Other details suggest that AECOM KCI Partnership had the deepest track record in aviation projects.

Edgemoor, however, pledged that it would close on financing for the project and begin construction on June 1, 2018, compared to KCI Partnership’s pledge to start construction on Feb. 15, 2019. Both firms said they could finish the project late in 2021.

Selection committee members have said previously that Edgemoor’s financial approach, which included an all-debt proposal, coupled with an open-ended approach to the design of the terminal, were appealing.

They also liked Edgemoor’s low-profile during the selection process, compared the Burns & McDonnell’s and AECOM’s public relations campaigns.

The comparison notes that the Burns & McDonnell team was not ranked in the final analysis. The selection committee and its advisers determined that Burns & McDonnell could not be advanced because of flaws with its financial approach to the project; Burns & McDonnell disputes the committee’s conclusions.

A group of Missouri General Assembly legislators from the Kansas City area put out a statement on Tuesday lamenting how Burns & McDonnell was removed from consideration for the terminal project.

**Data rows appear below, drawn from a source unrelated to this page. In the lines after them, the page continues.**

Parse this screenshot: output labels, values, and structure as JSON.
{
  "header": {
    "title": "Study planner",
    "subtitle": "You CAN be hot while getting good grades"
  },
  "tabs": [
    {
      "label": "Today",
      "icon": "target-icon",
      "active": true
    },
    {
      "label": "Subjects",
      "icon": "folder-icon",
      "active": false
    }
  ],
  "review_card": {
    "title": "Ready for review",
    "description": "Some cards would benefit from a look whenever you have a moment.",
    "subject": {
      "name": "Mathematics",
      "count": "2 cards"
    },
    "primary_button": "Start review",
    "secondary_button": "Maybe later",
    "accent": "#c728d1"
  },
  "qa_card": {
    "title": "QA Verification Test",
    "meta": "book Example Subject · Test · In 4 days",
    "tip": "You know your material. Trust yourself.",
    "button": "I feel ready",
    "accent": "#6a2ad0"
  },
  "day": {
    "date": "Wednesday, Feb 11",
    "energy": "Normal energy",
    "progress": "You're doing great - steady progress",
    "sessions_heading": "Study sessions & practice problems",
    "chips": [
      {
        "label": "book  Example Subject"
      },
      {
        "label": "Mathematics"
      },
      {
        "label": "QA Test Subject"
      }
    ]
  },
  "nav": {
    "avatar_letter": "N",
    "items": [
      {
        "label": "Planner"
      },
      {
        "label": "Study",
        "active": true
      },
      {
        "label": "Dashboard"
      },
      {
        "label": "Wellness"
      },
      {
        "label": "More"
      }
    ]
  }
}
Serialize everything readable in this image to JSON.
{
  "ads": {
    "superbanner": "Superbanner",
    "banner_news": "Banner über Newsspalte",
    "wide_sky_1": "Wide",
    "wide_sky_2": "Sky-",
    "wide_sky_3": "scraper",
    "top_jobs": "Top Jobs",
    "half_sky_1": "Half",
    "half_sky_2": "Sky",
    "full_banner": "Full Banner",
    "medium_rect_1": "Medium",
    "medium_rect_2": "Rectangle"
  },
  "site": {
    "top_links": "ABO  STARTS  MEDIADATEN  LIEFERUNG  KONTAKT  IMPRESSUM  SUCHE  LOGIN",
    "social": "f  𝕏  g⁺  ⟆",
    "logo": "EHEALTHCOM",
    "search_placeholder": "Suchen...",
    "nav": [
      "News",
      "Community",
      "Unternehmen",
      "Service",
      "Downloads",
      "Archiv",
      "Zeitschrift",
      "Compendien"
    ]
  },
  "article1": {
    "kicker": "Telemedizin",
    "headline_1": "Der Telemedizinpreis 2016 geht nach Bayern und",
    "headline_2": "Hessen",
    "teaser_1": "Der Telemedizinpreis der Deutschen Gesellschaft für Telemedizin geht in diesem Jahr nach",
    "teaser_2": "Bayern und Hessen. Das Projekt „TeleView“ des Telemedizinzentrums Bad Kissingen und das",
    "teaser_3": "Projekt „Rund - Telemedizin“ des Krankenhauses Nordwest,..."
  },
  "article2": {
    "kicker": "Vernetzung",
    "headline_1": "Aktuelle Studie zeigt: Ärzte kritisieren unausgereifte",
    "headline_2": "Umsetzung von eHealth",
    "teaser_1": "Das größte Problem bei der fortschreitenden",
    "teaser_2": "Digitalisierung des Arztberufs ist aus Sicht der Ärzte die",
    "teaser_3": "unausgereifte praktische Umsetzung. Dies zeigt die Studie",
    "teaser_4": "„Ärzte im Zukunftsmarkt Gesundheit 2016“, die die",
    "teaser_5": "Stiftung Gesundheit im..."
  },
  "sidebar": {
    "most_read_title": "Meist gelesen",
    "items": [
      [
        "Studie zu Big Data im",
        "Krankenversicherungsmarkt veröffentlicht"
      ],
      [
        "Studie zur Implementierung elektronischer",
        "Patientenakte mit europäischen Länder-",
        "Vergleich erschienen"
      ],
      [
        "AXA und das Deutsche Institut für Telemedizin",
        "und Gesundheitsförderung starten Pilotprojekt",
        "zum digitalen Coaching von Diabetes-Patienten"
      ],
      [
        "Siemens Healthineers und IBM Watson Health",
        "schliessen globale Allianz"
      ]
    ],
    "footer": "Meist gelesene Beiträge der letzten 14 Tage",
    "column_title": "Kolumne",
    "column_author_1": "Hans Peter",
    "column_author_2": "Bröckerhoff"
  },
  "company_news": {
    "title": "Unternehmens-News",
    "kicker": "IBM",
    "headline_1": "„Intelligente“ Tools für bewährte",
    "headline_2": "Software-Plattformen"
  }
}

Burns& McDonnell's attorneys explain why the company's proposal for KCI terminal — which was disqualified by the city's selection committee — is the only one of three that complies with Missouri law. They called on City Council to bypass the selec

Sen. Ryan Silvey, a Kansas City Republican, said under Kansas City’s procurement code all submissions “shall be ranked.”

“One of the first things you learn when dealing with the law is that ‘shall’ is absolute,” Silvey said in a statement. “Based on what I have read, it appears the process did not follow procurement laws in place for the city or the State of Missouri, as neither has the option of ‘disqualification’ or ‘fail to advance.’”

The same statement also questioned whether Edgemoor’s proposal meets tenets of the Missouri constitution.

Sen. Jason Holsman, a Kansas City Democrat whose district includes Burns & McDonnell’s headquarters, called for the Kansas City Council to “remove the artificial obstacles impeding their selection as the design team of choice for Kansas City.”

So far, however, no one on the city council is publicly agreeing to the idea of bringing Burns & McDonnell back into the fold.